Wednesday, June 20, 2012
Procrustes writes a book
Christopher Booker is the author of The Seven Basic Plots, a much-lauded book that purports to classify all literature into seven pigeon-holes. It's quite a tour de force. Of course, for every Fay Weldon who gushes “This is the most extraordinary, exhilarating book,” there is an Adam Mars-Jones who cites “distortion” and concludes that it is “a stimulating, ambitious and unsatisfying book.” Still, the estimable Margaret Atwood admires it; that should count for something.
Booker's tome is my current bedside book. I have not fully plumbed its depths, but I dig through a few more pages each evening. I frequently chuckle. As someone who is widely and eccentrically read, I am susceptible to the book's charms. Perhaps I am particularly vulnerable because I especially enjoy catching literary or cultural allusions. “Aha! I see what you did there!” No doubt there are many that sail right over my head, but The Seven Basic Plots is by its very nature a name-dropping, title-dropping work, and my decades of reading have equipped me to occasionally nod my head in a knowing way when certain books are cited. Ooh! I feel so smart!
But my bedtime browsing has not been spared the sudden twinge at odd intervals, as I purse my lips, frown, and regard some authorial pronouncement with suspicion. On page 77, Booker referred to the “Portugese explorer” in H. Rider Haggard's King Solomon's Mines. Ah, careless proofreading! One demerit! But then I got to page 90, where Booker is immersed in a discussion of Robinson Crusoe and refers to a mutiny aboard a “Portugese ship.” Fie! The man cannot spell “Portuguese”! I naturally take particular offense.
It turned out he also did not know how to spell “Pharaoh.” It's an admittedly tricky word, but there's no good excuse for using “Phaoraoh” multiple times. One begins to despair!
When he got to the “Voyage and Return” plot, Booker faced the problem of distinguishing it from the Quest. He proved his mettle: “The Quest is altogether a more serious and purposeful affair.” By contrast, of course, the Voyage and Return is rather a lark. Since Frodo and Sam suffer somewhat dramatically on their casual little trip to Mordor and back, Booker points out that The Lord of the Rings is really a dog's breakfast of a work that embodies all seven plots in a glorious mash-up (with due attention to the Thrilling Escape plot device, of course). By the way, the Return component of a Voyage and Return plot needn't be taken too literally. If the protagonist doesn't get to go home again, he might instead return to some condition of normality after the abnormality of his Voyage experiences. It's a Voyage and Return plot as long as the hero has to return to something.
There's no way Booker can lose.
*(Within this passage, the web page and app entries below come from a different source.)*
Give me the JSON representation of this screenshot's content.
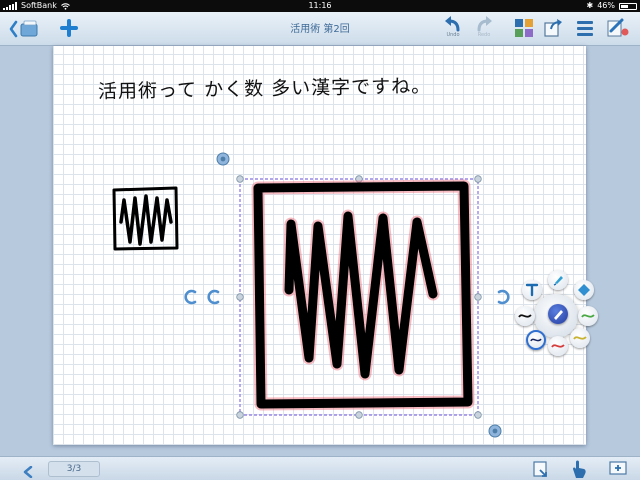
{
  "status_bar": {
    "carrier": "SoftBank",
    "time": "11:16",
    "battery": "46%"
  },
  "toolbar": {
    "title": "活用術 第2回",
    "undo_label": "Undo",
    "redo_label": "Redo"
  },
  "canvas": {
    "note_text": "活用術って かく数 多い漢字ですね。"
  },
  "bottom_bar": {
    "page_indicator": "3/3"
  },
  "colors": {
    "accent": "#1e7fd0",
    "toolbar_text": "#3f6b97",
    "selection": "#8f7fe0",
    "stroke_highlight": "#e25468"
  },
  "icons": [
    "back-arrow-icon",
    "notebook-icon",
    "add-icon",
    "undo-icon",
    "redo-icon",
    "thumbnails-icon",
    "export-icon",
    "menu-icon",
    "handwriting-settings-icon",
    "text-tool-icon",
    "marker-tool-icon",
    "eraser-icon",
    "pen-icon",
    "rotate-icon",
    "page-navigate-icon",
    "insert-page-icon",
    "hand-tool-icon",
    "zoom-window-icon"
  ]
}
There is one additional fly struggling in the ointment. After a few too many plot-rackings, I decided to check up on Mr. Booker's credentials. Is he some distinguished litérateur whose name I should have recognized? Wikipedia soon tipped me off to the awful truth. Christopher Booker is one of those self-deluded “thinkers” who imagines that he has pierced the veil of climate change's mysteries and penned a denialist book titled The Real Global Warming Disaster. Of course, when one reads history at Cambridge, one is clearly qualified to evaluate the technical claims of climatologists.
Damn. The man is unsound.